▶ PROBLEM DESCRIPTION
Pick out every line in the data below that holds "Board".

▶ EXERCISE MATERIAL
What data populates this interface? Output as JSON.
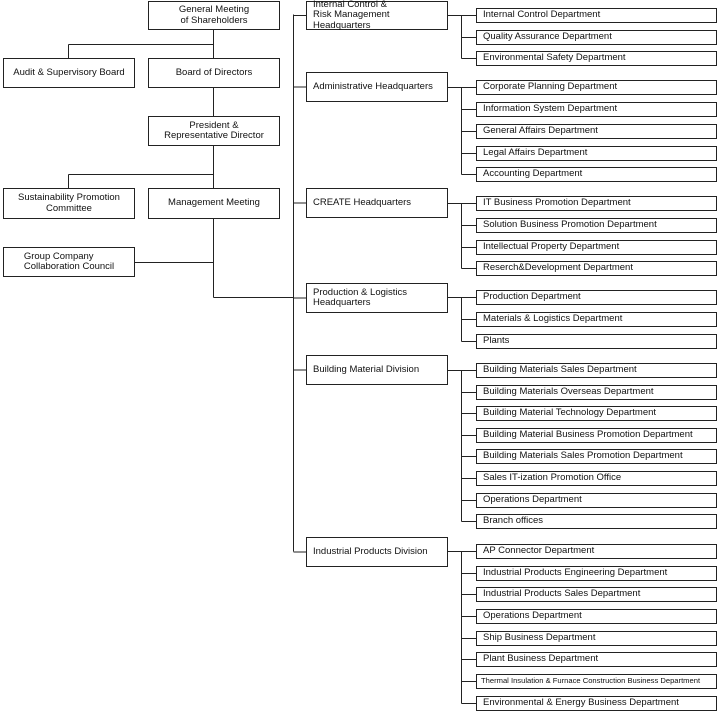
{
  "governance": {
    "shareholders": "General Meeting\nof Shareholders",
    "audit_board": "Audit & Supervisory Board",
    "board_of_directors": "Board of Directors",
    "president": "President &\nRepresentative Director",
    "sustainability": "Sustainability Promotion\nCommittee",
    "management_meeting": "Management Meeting",
    "group_council": "Group Company\nCollaboration Council"
  },
  "headquarters": [
    {
      "name": "Internal Control &\nRisk Management Headquarters",
      "departments": [
        "Internal Control Department",
        "Quality Assurance Department",
        "Environmental Safety Department"
      ]
    },
    {
      "name": "Administrative Headquarters",
      "departments": [
        "Corporate Planning Department",
        "Information System Department",
        "General Affairs Department",
        "Legal Affairs Department",
        "Accounting Department"
      ]
    },
    {
      "name": "CREATE Headquarters",
      "departments": [
        "IT Business Promotion Department",
        "Solution Business Promotion Department",
        "Intellectual Property Department",
        "Reserch&Development Department"
      ]
    },
    {
      "name": "Production & Logistics\nHeadquarters",
      "departments": [
        "Production Department",
        "Materials & Logistics Department",
        "Plants"
      ]
    },
    {
      "name": "Building Material Division",
      "departments": [
        "Building Materials Sales Department",
        "Building Materials Overseas Department",
        "Building Material Technology Department",
        "Building Material Business Promotion Department",
        "Building Materials Sales Promotion Department",
        "Sales IT-ization Promotion Office",
        "Operations Department",
        "Branch offices"
      ]
    },
    {
      "name": "Industrial Products Division",
      "departments": [
        "AP Connector Department",
        "Industrial Products Engineering Department",
        "Industrial Products Sales Department",
        "Operations Department",
        "Ship Business Department",
        "Plant Business Department",
        "Thermal Insulation & Furnace Construction Business Department",
        "Environmental & Energy Business Department"
      ]
    }
  ]
}
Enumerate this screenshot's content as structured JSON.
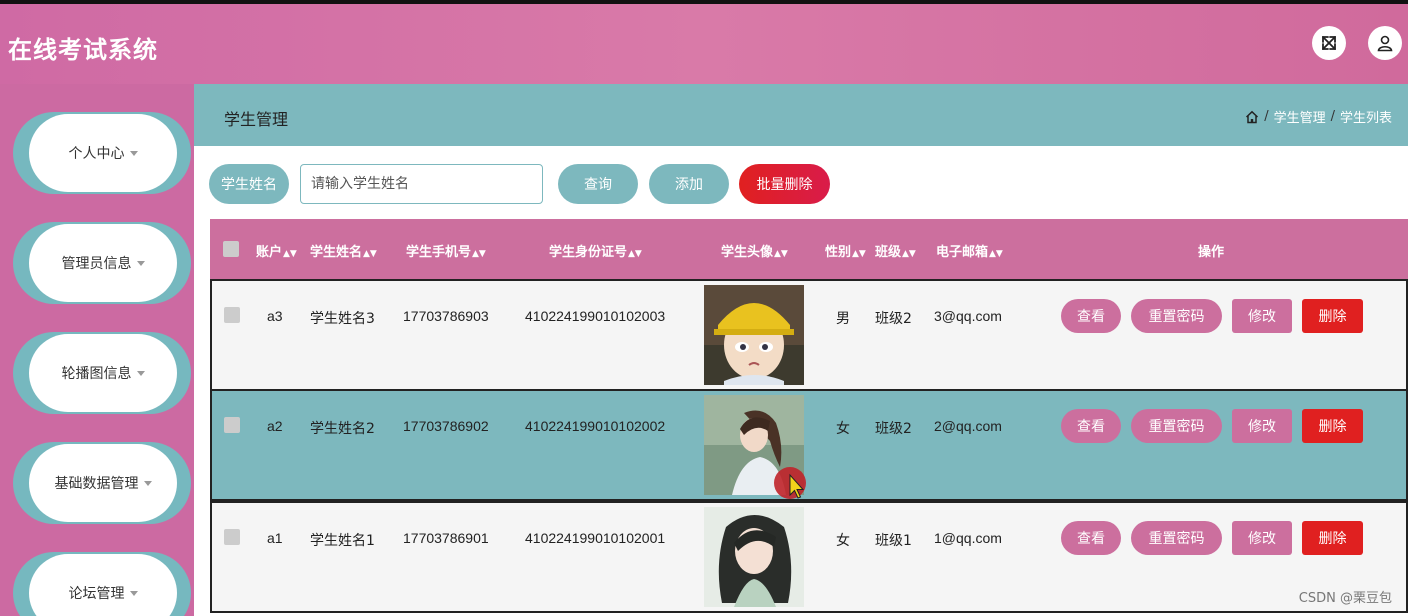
{
  "app": {
    "title": "在线考试系统"
  },
  "header": {
    "fullscreen_icon": "expand-icon",
    "user_icon": "user-icon"
  },
  "sidebar": {
    "items": [
      {
        "label": "个人中心"
      },
      {
        "label": "管理员信息"
      },
      {
        "label": "轮播图信息"
      },
      {
        "label": "基础数据管理"
      },
      {
        "label": "论坛管理"
      }
    ]
  },
  "page": {
    "title": "学生管理",
    "breadcrumb": [
      "学生管理",
      "学生列表"
    ]
  },
  "search": {
    "label": "学生姓名",
    "placeholder": "请输入学生姓名",
    "query_label": "查询",
    "add_label": "添加",
    "batch_delete_label": "批量删除"
  },
  "table": {
    "headers": {
      "account": "账户",
      "name": "学生姓名",
      "phone": "学生手机号",
      "id_card": "学生身份证号",
      "avatar": "学生头像",
      "gender": "性别",
      "class": "班级",
      "email": "电子邮箱",
      "actions": "操作"
    },
    "actions": {
      "view": "查看",
      "reset": "重置密码",
      "edit": "修改",
      "delete": "删除"
    },
    "rows": [
      {
        "account": "a3",
        "name": "学生姓名3",
        "phone": "17703786903",
        "id_card": "410224199010102003",
        "gender": "男",
        "class": "班级2",
        "email": "3@qq.com"
      },
      {
        "account": "a2",
        "name": "学生姓名2",
        "phone": "17703786902",
        "id_card": "410224199010102002",
        "gender": "女",
        "class": "班级2",
        "email": "2@qq.com"
      },
      {
        "account": "a1",
        "name": "学生姓名1",
        "phone": "17703786901",
        "id_card": "410224199010102001",
        "gender": "女",
        "class": "班级1",
        "email": "1@qq.com"
      }
    ]
  },
  "watermark": "CSDN @栗豆包",
  "colors": {
    "pink": "#cc6f9e",
    "teal": "#7db8be",
    "red": "#e02020"
  }
}
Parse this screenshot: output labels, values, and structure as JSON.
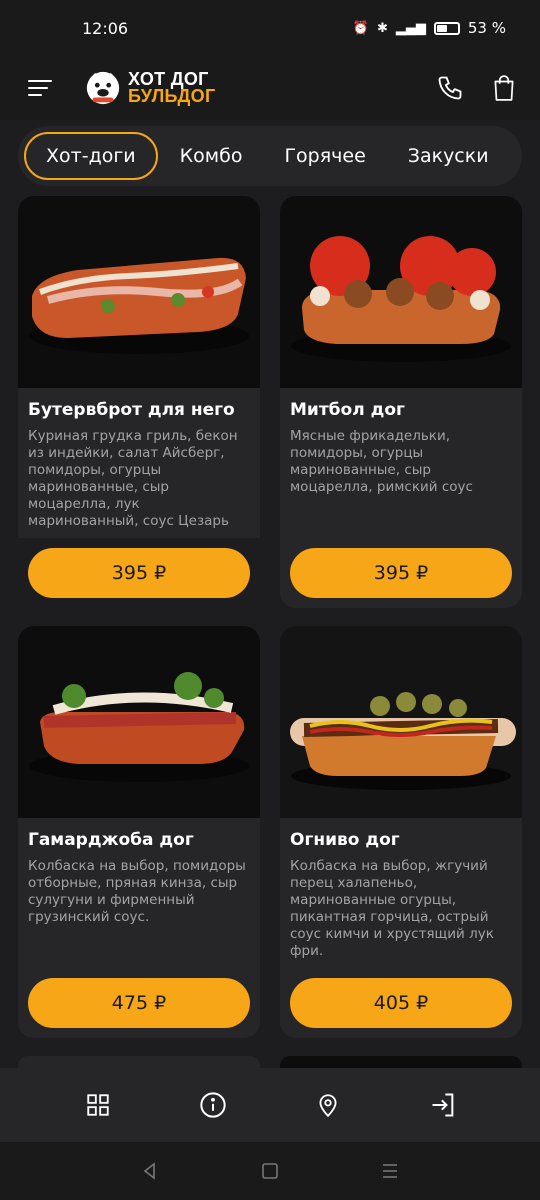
{
  "status": {
    "time": "12:06",
    "battery": "53 %"
  },
  "brand": {
    "line1": "ХОТ ДОГ",
    "line2": "БУЛЬДОГ"
  },
  "tabs": [
    {
      "label": "Хот-доги",
      "active": true
    },
    {
      "label": "Комбо"
    },
    {
      "label": "Горячее"
    },
    {
      "label": "Закуски"
    }
  ],
  "products": [
    {
      "title": "Бутервброт для него",
      "description": "Куриная грудка гриль, бекон из индейки, салат Айсберг, помидоры, огурцы маринованные, сыр моцарелла, лук маринованный, соус Цезарь",
      "price": "395 ₽"
    },
    {
      "title": "Митбол дог",
      "description": "Мясные фрикадельки, помидоры, огурцы маринованные, сыр моцарелла, римский соус",
      "price": "395 ₽"
    },
    {
      "title": "Гамарджоба дог",
      "description": "Колбаска на выбор, помидоры отборные, пряная кинза, сыр сулугуни и фирменный грузинский соус.",
      "price": "475 ₽"
    },
    {
      "title": "Огниво дог",
      "description": "Колбаска на выбор, жгучий перец халапеньо, маринованные огурцы, пикантная горчица, острый соус кимчи и хрустящий лук фри.",
      "price": "405 ₽"
    }
  ],
  "colors": {
    "accent": "#f6a616",
    "background": "#1d1d1f",
    "card": "#262628"
  }
}
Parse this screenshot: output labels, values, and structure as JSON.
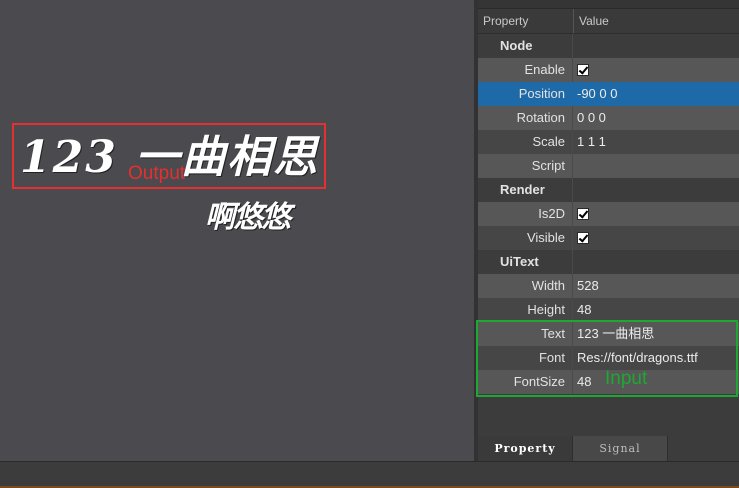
{
  "viewport": {
    "render_line1": "123 一曲相思",
    "render_line2": "啊悠悠",
    "annotation_output": "Output"
  },
  "property_panel": {
    "header": {
      "col1": "Property",
      "col2": "Value"
    },
    "rows": [
      {
        "type": "group",
        "label": "Node"
      },
      {
        "type": "checkbox",
        "label": "Enable",
        "checked": true
      },
      {
        "type": "text",
        "label": "Position",
        "value": "-90 0 0",
        "selected": true
      },
      {
        "type": "text",
        "label": "Rotation",
        "value": "0 0 0"
      },
      {
        "type": "text",
        "label": "Scale",
        "value": "1 1 1"
      },
      {
        "type": "text",
        "label": "Script",
        "value": ""
      },
      {
        "type": "group",
        "label": "Render"
      },
      {
        "type": "checkbox",
        "label": "Is2D",
        "checked": true
      },
      {
        "type": "checkbox",
        "label": "Visible",
        "checked": true
      },
      {
        "type": "group",
        "label": "UiText"
      },
      {
        "type": "text",
        "label": "Width",
        "value": "528"
      },
      {
        "type": "text",
        "label": "Height",
        "value": "48"
      },
      {
        "type": "text",
        "label": "Text",
        "value": "123 一曲相思"
      },
      {
        "type": "text",
        "label": "Font",
        "value": "Res://font/dragons.ttf"
      },
      {
        "type": "text",
        "label": "FontSize",
        "value": "48"
      }
    ],
    "annotation_input": "Input",
    "tabs": [
      {
        "label": "Property",
        "active": true
      },
      {
        "label": "Signal",
        "active": false
      }
    ]
  },
  "colors": {
    "output_annotation": "#e53030",
    "input_annotation": "#1ea832",
    "selection": "#1e6aa8"
  }
}
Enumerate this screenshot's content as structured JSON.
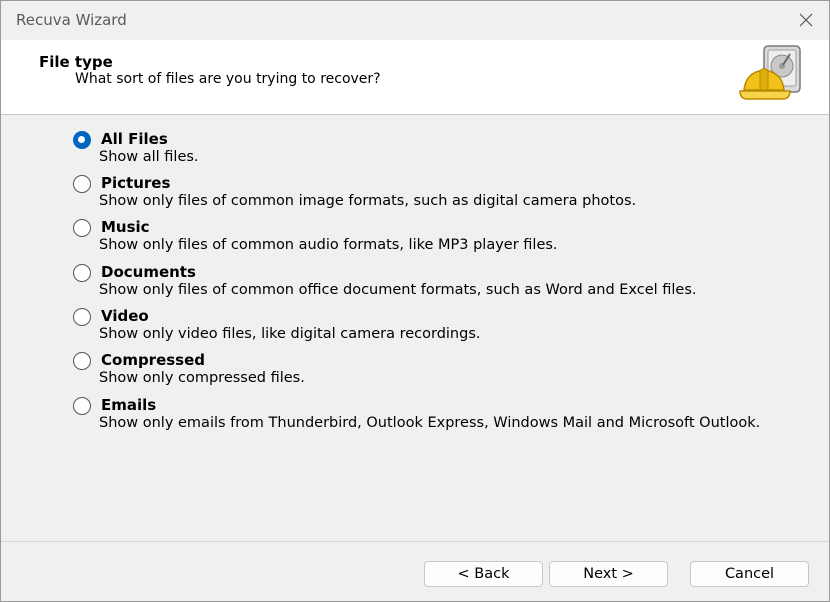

▶ SOLVED EXERCISE
    "audit_board": "Audit & Supervisory Board",
    "board_of_directors": "Board of Directors",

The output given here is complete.